[DATA FOR THIS TASK Boundary: Start]
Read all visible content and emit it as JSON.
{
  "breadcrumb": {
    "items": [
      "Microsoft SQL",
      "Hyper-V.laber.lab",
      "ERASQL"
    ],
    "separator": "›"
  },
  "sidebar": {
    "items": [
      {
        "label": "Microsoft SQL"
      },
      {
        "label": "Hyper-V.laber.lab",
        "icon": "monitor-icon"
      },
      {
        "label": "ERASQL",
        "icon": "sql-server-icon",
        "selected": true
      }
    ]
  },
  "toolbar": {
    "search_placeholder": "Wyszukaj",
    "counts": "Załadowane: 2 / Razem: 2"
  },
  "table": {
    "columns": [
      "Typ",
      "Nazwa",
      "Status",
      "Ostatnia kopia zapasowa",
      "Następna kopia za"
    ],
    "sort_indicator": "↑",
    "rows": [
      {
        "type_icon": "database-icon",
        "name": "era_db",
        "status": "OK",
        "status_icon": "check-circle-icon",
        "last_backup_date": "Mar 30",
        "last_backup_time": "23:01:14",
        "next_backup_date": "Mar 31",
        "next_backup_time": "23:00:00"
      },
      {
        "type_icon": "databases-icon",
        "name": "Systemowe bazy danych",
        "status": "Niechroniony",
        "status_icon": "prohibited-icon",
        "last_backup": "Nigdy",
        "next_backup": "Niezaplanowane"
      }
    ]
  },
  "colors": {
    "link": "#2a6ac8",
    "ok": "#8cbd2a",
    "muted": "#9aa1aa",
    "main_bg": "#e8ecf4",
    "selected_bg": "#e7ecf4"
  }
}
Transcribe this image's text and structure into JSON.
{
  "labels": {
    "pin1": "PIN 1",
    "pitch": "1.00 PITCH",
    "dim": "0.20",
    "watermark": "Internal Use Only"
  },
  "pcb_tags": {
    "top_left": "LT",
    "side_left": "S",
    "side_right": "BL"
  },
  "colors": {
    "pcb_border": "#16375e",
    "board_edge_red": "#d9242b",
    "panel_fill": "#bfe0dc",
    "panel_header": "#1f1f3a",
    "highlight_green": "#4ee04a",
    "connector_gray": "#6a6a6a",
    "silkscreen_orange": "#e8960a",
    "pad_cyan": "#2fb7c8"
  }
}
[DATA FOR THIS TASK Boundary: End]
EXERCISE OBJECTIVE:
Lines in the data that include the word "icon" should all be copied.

YOUR SOLUTION:
        "icon": "monitor-icon"
        "icon": "sql-server-icon",
        "type_icon": "database-icon",
        "status_icon": "check-circle-icon",
        "type_icon": "databases-icon",
        "status_icon": "prohibited-icon",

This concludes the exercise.